--- START ---

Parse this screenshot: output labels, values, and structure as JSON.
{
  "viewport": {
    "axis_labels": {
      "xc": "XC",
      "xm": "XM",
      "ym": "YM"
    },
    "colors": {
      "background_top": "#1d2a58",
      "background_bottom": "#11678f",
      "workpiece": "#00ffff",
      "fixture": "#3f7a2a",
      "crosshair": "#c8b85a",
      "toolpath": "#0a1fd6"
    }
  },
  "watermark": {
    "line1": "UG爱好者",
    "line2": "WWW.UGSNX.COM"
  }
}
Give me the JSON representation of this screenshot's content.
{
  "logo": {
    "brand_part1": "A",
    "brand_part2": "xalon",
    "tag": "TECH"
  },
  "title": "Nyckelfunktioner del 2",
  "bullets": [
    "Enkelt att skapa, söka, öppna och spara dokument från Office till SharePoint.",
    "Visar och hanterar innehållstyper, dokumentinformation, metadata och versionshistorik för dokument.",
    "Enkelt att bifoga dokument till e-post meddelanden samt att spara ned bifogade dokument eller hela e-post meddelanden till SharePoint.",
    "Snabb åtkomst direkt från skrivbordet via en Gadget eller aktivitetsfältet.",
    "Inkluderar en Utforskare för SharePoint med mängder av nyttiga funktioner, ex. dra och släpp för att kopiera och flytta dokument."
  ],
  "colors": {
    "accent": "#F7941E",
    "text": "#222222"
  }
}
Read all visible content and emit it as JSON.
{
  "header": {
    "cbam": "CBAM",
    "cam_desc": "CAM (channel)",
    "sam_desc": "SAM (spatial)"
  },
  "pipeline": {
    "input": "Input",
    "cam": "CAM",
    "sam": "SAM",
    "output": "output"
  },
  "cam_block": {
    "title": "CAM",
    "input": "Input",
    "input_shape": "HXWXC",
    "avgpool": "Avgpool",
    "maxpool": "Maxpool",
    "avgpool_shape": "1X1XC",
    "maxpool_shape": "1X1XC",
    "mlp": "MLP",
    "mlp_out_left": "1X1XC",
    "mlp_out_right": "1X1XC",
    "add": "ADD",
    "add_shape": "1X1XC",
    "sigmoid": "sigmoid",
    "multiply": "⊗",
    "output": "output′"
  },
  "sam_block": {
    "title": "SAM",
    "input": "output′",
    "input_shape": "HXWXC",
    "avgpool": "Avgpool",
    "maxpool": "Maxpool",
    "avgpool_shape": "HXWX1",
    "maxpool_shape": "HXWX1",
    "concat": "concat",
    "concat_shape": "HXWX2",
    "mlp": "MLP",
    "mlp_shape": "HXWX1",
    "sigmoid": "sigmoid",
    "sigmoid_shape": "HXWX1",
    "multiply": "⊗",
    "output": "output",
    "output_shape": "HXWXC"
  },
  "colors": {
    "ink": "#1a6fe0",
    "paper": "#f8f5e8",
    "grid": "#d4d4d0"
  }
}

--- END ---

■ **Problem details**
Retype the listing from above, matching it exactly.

■ **Result**
Parse this screenshot: output labels, values, and structure as JSON.
{
  "viewport": {
    "axis_labels": {
      "xc": "XC",
      "xm": "XM",
      "ym": "YM"
    },
    "colors": {
      "background_top": "#1d2a58",
      "background_bottom": "#11678f",
      "workpiece": "#00ffff",
      "fixture": "#3f7a2a",
      "crosshair": "#c8b85a",
      "toolpath": "#0a1fd6"
    }
  },
  "watermark": {
    "line1": "UG爱好者",
    "line2": "WWW.UGSNX.COM"
  }
}
Give me the JSON representation of this screenshot's content.
{
  "logo": {
    "brand_part1": "A",
    "brand_part2": "xalon",
    "tag": "TECH"
  },
  "title": "Nyckelfunktioner del 2",
  "bullets": [
    "Enkelt att skapa, söka, öppna och spara dokument från Office till SharePoint.",
    "Visar och hanterar innehållstyper, dokumentinformation, metadata och versionshistorik för dokument.",
    "Enkelt att bifoga dokument till e-post meddelanden samt att spara ned bifogade dokument eller hela e-post meddelanden till SharePoint.",
    "Snabb åtkomst direkt från skrivbordet via en Gadget eller aktivitetsfältet.",
    "Inkluderar en Utforskare för SharePoint med mängder av nyttiga funktioner, ex. dra och släpp för att kopiera och flytta dokument."
  ],
  "colors": {
    "accent": "#F7941E",
    "text": "#222222"
  }
}
Read all visible content and emit it as JSON.
{
  "header": {
    "cbam": "CBAM",
    "cam_desc": "CAM (channel)",
    "sam_desc": "SAM (spatial)"
  },
  "pipeline": {
    "input": "Input",
    "cam": "CAM",
    "sam": "SAM",
    "output": "output"
  },
  "cam_block": {
    "title": "CAM",
    "input": "Input",
    "input_shape": "HXWXC",
    "avgpool": "Avgpool",
    "maxpool": "Maxpool",
    "avgpool_shape": "1X1XC",
    "maxpool_shape": "1X1XC",
    "mlp": "MLP",
    "mlp_out_left": "1X1XC",
    "mlp_out_right": "1X1XC",
    "add": "ADD",
    "add_shape": "1X1XC",
    "sigmoid": "sigmoid",
    "multiply": "⊗",
    "output": "output′"
  },
  "sam_block": {
    "title": "SAM",
    "input": "output′",
    "input_shape": "HXWXC",
    "avgpool": "Avgpool",
    "maxpool": "Maxpool",
    "avgpool_shape": "HXWX1",
    "maxpool_shape": "HXWX1",
    "concat": "concat",
    "concat_shape": "HXWX2",
    "mlp": "MLP",
    "mlp_shape": "HXWX1",
    "sigmoid": "sigmoid",
    "sigmoid_shape": "HXWX1",
    "multiply": "⊗",
    "output": "output",
    "output_shape": "HXWXC"
  },
  "colors": {
    "ink": "#1a6fe0",
    "paper": "#f8f5e8",
    "grid": "#d4d4d0"
  }
}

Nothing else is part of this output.